Why Potty Training Made Me Sad
I have a confession to make. I didn’t potty train our youngest.
I spent properly focussed time with Chief and Munch when I thought that they were ready. Admittedly I was spurred on by a new-born baby hanging on my breast and a desire and perhaps need to only have one child in nappies. I joked to my husband that the third time round he should take the reins and experience the joys (and other emotions) sparked by encouraging a move away from nappies towards using a toilet. Somewhere in the middle of these jovial conversations our two year old started to make use of the potty gathering dust in the corner. We promised him, maybe more realistically ourselves, that just as soon as the next holiday/ round of school events/ run of busy weekends was over we would help him and together we would crack it.
Suddenly he moved into pull up pants. He called them nappy pants. I’m not entirely sure how it happened. I think it might actually have been an accidental purchase, but he seemed happy. Next he started to choose. Nappy pants one day, real pants the next. I took him to the supermarket where he chose his first ‘proper’ pants. “We’ll start using them soon” I told him. I meant it too. We’ll clear our schedule, we’ll turn down a few invitations, we’ll rearrange diaries to balance medical appointments, parent consultations and life in general so that we can do this together.
I am somewhat ashamed to say it took the best part of a week to realise that he had neither asked for nappy pants, or had any accidents. In fact to date I think he’s only had a couple of missed toilet moments which is pretty good going. And in the middle of this momentous achievement of fledging from nappied toddler to toilet using pre-schooler I missed it. I missed it. I know that to some it is a relief to move away from the nappy changes, and trust me I’m not a fan of them, but I couldn’t help but feel that I’d cheated myself out of experiencing this achievement with him. Much like when you witness them rolling over for the first time.

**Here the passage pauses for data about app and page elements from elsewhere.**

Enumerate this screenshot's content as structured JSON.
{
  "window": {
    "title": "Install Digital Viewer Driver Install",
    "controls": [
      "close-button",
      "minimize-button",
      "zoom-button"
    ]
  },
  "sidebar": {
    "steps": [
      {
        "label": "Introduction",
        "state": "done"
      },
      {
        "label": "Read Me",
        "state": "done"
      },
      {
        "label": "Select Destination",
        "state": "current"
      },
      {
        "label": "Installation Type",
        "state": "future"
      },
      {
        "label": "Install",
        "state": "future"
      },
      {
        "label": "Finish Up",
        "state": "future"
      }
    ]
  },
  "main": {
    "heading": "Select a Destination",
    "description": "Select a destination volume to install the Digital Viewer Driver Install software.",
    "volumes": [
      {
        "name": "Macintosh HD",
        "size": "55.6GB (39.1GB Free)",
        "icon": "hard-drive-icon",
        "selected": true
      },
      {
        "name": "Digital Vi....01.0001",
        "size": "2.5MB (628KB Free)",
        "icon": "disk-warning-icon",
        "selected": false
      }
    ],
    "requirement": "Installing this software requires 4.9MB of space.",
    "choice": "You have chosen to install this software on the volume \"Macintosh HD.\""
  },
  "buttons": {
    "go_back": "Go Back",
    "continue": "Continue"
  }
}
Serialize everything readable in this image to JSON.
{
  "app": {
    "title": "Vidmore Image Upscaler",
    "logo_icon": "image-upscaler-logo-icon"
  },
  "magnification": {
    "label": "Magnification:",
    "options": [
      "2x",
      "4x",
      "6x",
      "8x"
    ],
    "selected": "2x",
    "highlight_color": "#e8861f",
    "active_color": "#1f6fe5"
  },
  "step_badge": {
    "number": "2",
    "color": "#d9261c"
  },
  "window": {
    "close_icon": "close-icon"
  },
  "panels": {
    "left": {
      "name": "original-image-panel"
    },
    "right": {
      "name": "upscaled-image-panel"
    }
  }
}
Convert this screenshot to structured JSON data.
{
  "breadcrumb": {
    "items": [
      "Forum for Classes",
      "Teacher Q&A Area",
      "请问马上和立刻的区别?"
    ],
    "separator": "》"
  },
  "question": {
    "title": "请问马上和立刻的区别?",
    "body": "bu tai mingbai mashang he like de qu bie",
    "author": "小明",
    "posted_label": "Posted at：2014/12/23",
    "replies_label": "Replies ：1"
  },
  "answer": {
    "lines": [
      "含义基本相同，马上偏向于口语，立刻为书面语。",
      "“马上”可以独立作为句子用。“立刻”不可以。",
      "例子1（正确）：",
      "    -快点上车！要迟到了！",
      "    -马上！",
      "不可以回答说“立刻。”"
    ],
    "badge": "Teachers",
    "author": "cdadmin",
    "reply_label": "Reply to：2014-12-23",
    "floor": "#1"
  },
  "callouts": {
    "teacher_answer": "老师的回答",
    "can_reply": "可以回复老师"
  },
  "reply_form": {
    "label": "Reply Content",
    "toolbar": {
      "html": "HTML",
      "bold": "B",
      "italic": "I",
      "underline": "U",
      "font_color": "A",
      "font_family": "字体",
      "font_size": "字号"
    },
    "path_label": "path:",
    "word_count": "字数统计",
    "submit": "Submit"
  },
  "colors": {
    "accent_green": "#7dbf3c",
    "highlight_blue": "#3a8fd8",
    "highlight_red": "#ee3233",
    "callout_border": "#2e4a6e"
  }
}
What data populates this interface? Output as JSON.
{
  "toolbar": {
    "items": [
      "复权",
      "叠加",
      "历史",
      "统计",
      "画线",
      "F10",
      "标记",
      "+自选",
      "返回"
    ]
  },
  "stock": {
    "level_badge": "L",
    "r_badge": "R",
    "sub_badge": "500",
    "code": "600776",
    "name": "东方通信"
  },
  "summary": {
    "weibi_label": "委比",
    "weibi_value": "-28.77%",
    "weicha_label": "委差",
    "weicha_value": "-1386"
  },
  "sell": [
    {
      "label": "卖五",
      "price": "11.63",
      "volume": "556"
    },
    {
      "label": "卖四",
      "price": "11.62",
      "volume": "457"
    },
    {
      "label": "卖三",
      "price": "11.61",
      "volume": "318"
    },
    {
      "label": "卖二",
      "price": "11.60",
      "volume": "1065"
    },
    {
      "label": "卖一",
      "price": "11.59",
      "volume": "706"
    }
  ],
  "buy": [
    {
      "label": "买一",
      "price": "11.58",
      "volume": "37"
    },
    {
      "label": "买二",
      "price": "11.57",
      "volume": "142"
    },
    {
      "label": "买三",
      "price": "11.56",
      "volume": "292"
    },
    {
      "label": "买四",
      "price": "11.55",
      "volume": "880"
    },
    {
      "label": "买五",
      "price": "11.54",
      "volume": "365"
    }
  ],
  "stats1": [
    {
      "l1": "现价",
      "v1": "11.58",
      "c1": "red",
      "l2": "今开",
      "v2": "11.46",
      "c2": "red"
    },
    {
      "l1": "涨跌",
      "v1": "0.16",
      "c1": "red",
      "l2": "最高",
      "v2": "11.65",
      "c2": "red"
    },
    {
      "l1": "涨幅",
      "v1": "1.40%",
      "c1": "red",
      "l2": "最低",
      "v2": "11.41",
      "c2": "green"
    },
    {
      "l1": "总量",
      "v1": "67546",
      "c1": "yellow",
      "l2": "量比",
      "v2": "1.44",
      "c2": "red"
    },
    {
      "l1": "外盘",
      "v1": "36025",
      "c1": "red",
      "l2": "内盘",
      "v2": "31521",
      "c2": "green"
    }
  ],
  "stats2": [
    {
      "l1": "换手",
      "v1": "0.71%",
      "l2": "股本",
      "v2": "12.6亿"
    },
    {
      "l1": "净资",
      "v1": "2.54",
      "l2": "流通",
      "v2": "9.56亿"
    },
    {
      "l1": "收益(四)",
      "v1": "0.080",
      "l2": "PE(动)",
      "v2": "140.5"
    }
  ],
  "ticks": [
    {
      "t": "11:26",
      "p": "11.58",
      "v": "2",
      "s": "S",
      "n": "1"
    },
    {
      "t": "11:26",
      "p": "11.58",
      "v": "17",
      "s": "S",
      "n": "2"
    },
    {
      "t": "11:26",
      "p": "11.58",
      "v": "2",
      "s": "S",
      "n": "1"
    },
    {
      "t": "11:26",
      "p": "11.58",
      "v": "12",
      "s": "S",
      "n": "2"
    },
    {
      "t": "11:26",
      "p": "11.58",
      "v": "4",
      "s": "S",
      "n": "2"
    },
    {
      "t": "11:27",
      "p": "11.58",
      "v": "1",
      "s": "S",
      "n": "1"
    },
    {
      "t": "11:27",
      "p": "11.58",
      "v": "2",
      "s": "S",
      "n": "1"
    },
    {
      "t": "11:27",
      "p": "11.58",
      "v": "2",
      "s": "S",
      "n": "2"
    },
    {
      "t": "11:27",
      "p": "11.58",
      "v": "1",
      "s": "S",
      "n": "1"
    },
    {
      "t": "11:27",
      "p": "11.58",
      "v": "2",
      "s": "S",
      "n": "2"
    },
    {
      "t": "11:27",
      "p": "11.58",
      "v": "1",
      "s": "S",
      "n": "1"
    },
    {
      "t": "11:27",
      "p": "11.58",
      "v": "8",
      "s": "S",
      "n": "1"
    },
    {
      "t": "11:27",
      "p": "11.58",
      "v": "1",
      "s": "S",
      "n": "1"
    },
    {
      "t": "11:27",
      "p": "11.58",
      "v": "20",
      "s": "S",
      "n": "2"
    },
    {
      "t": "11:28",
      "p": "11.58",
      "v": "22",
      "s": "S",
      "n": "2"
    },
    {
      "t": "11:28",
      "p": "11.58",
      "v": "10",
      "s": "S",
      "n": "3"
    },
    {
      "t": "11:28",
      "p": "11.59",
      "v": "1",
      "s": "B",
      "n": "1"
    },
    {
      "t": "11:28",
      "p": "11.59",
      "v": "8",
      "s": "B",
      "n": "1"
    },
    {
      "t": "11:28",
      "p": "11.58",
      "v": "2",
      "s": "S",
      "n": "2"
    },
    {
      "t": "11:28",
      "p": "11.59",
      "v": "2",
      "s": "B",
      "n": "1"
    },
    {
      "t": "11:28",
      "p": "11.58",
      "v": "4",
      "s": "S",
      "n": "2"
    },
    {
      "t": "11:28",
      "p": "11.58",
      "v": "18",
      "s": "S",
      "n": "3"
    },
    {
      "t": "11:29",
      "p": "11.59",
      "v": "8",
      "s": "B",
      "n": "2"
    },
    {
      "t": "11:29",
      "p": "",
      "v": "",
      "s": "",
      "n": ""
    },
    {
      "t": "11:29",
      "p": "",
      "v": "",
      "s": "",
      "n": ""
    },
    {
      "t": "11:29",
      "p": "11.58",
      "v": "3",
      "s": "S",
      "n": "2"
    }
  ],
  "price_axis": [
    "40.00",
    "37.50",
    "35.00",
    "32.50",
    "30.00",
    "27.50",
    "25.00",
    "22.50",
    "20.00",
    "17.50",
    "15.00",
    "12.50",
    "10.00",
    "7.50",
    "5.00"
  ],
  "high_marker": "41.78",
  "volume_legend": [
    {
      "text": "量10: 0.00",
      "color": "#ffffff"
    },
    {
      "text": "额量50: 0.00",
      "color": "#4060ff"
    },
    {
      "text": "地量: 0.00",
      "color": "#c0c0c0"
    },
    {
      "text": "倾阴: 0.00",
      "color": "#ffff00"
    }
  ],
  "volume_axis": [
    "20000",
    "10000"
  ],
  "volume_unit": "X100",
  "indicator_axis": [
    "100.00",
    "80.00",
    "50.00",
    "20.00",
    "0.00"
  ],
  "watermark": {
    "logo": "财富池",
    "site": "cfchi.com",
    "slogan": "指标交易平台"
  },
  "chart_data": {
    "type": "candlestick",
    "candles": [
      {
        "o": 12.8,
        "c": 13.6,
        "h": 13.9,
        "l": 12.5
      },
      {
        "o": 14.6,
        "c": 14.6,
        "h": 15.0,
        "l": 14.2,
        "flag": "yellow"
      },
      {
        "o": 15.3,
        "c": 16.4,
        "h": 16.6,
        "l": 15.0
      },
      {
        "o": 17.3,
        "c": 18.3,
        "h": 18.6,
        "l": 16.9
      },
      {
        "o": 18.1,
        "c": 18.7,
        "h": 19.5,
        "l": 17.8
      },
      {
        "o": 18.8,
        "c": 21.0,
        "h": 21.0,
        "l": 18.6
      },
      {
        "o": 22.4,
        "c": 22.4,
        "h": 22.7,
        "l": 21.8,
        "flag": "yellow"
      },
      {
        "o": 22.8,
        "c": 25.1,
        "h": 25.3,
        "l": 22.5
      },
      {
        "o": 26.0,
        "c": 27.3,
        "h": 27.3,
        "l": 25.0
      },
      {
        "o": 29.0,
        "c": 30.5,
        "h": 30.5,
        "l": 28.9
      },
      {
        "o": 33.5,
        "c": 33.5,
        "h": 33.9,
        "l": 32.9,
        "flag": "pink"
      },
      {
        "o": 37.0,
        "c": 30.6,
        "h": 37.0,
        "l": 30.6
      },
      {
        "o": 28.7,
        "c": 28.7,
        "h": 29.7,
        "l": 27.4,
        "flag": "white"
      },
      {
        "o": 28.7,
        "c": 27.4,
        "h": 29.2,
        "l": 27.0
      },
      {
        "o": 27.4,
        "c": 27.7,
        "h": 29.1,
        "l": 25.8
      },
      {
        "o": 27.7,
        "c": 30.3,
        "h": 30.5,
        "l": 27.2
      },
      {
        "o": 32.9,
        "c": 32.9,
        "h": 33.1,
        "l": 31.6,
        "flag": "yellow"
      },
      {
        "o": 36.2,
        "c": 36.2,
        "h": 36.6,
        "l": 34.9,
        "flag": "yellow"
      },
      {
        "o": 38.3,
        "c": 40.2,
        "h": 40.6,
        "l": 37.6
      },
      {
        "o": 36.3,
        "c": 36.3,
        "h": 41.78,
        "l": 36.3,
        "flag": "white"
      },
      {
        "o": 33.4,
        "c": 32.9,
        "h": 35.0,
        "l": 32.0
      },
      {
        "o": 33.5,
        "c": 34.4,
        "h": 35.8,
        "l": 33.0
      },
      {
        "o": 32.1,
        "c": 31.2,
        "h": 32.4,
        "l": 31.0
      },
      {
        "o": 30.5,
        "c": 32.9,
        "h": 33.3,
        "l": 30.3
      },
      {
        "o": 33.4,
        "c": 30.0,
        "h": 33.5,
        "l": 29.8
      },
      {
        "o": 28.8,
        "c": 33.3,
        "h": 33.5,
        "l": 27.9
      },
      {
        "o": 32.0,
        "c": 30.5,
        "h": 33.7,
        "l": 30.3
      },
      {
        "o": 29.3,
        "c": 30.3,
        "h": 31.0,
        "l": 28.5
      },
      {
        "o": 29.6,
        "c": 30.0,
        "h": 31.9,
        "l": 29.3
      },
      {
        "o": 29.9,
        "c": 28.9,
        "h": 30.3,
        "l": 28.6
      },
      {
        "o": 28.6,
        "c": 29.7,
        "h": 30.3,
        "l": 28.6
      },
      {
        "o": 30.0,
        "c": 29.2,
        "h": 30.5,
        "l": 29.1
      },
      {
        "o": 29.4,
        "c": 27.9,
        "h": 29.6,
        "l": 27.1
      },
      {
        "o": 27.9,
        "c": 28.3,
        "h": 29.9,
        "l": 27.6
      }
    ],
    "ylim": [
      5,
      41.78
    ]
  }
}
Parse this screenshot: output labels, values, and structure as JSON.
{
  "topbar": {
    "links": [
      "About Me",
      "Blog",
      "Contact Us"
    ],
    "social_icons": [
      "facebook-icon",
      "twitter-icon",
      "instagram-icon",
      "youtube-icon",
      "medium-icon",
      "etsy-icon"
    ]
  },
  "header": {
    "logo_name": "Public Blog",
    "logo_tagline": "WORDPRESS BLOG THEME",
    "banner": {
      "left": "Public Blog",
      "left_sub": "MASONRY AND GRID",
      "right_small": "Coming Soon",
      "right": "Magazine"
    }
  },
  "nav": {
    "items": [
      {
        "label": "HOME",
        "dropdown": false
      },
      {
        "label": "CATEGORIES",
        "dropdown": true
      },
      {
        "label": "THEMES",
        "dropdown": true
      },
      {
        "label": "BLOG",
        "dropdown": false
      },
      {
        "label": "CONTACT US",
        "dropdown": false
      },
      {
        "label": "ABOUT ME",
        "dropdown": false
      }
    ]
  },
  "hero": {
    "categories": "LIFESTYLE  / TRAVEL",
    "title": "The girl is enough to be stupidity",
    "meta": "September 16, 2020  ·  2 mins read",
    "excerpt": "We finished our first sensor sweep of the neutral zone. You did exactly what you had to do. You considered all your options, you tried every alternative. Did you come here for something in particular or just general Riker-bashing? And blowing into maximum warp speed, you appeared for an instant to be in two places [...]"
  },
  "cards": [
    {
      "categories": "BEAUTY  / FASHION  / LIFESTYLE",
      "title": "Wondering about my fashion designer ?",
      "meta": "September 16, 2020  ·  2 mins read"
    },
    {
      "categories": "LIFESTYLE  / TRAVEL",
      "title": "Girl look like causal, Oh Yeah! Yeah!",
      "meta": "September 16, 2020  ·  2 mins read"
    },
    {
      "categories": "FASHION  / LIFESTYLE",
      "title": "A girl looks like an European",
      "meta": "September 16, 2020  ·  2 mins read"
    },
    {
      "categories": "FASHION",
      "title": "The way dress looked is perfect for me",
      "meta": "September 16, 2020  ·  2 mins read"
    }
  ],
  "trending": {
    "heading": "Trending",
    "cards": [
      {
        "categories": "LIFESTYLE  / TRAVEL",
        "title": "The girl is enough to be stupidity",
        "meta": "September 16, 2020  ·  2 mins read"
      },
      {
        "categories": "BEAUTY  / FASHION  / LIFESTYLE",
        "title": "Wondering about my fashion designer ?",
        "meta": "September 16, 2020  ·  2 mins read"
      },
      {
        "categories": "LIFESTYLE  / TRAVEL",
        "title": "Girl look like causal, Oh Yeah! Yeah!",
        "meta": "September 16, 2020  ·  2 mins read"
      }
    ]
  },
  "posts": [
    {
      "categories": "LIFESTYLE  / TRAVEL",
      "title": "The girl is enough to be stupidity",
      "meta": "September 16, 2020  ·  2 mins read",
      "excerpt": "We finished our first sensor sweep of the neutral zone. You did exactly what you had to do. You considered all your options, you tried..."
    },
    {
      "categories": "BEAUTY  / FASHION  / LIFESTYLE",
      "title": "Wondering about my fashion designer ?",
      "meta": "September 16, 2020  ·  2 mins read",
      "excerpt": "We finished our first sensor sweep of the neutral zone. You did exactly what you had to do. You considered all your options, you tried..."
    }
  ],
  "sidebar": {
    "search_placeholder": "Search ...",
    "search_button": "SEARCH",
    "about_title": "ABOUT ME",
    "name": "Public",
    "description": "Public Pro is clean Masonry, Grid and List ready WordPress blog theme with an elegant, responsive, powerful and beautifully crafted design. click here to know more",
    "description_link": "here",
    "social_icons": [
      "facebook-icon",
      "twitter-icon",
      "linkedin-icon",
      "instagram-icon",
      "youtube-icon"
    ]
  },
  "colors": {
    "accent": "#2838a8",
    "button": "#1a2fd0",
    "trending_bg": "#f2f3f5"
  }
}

Or when you help them to take their first wobbly steps, decipher their first attempts at real words, watch as they flick mushed up Weetabix across the room in a vague attempt to feed themselves. Mum guilt was really giving it to me. Not only that, but some part of me realises, as I look at a stack of nappies piled precariously in our linen cupboard, that I’ll never go through that again. That the nappy stage is over. Just like that. Without any particular emphasis or observation. Without very much need for my guidance. That we don’t have a toddler dependent on us for almost everything, but instead a very young boy who needs us just as much but in a different way. In a ‘give me some space and please pretend that I did it without any help’ kind of way.
I couldn’t be more proud, of course, and it’s not that I miss the nappies for a second. I look around our living room though, and see the carpet re-emerging from the large selection of chunky plastic toys. The baby mats, bouncers and walkers are all long gone. Almost in their place there is this little pang in the depths of my heart. The one that knows that it’s time to let the baby phase go. The one who recognises that we no longer have a baby, but three increasingly independent young sons. I love them for who they have always been and who they are becoming, but I would dearly love to hold onto these early days for just a little bit longer. One last day with them before they start education. One last moment of brushing their teeth before realising that they are more than capable of managing that task for themselves. One more holding of their hands as we toddle along the street. Just one more. And another one more for good measure.
What achievements have you loved experiencing with your children? I’d love to know how the milestones make you feel! Please drop me a note or comment below.